Does that mean the mayor will return the $30,000-plus in campaign contributions from soda mogul Harold Honickman?

Nutter's office says that's different: Donations to an individual candidate are different from funding a government program. To us, that seems to be a convenient argument that doesn't hold water - or soda.

It's similar to the argument the administration makes for why the anti-beverage stand, reported in yesterday's Inquirer, doesn't conflict with the idea of anonymous donations that the city helped orchestrate to buy out Arlene Ackerman's contract.

We do think that principles are a good thing, especially when it comes to donations. We don't even think that the city should be faulted for turning down the program, especially given that it has stimulus money already funding its own program.

We just wish it reflected a larger, consistent policy on such donations. Especially since, in this global multinational world, these ethical dilemmas can be complicated. For example, sugar is only part of what the Beverage Association represents; bottlers of healthier beverages like water, fruit juice, ice tea, and less-healthy but nonfattening diet soda are also members.
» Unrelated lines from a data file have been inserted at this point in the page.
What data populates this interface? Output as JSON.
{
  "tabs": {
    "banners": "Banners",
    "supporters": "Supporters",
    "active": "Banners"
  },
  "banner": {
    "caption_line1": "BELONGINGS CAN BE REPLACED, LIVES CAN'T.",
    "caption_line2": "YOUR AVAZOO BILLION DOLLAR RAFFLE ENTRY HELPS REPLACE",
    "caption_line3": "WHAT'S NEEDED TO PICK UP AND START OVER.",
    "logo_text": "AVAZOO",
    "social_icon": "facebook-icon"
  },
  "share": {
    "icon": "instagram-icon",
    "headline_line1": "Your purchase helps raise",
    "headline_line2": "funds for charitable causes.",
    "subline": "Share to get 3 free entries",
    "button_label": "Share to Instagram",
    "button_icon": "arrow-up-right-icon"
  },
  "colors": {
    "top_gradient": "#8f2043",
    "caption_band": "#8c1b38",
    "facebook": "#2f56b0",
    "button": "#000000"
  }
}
And the beverage industry represents a small portion of the sugar that wreaks havoc on young (and old) bodies. Likening this association to the NRA, whose only purpose is to promote the use of guns, seems like unfair demonization.

(Besides, if the NRA funded programs to cut down on gun ownership, we'd vote thumbs-up for taking that money. )

Children's Hospital of Pennsylvania, which offered the program to the city, is a living example of this difficulty; no one doubts its commitment to kids' health, despite the on-site presence of a McDonald's.

Such difficulties argue for a clear policy, which the city doesn't have. If it did, for example, we wouldn't wonder why banks, which are part of the financial industry that sent a hand grenade through the economy, shouldn't be considered pariahs instead of strong community partners.

The point: Corporate donations to government entities can be a very slippery slope.

But refusing such contributions without a better-argued and coherent policy creates a slippery slope of another kind.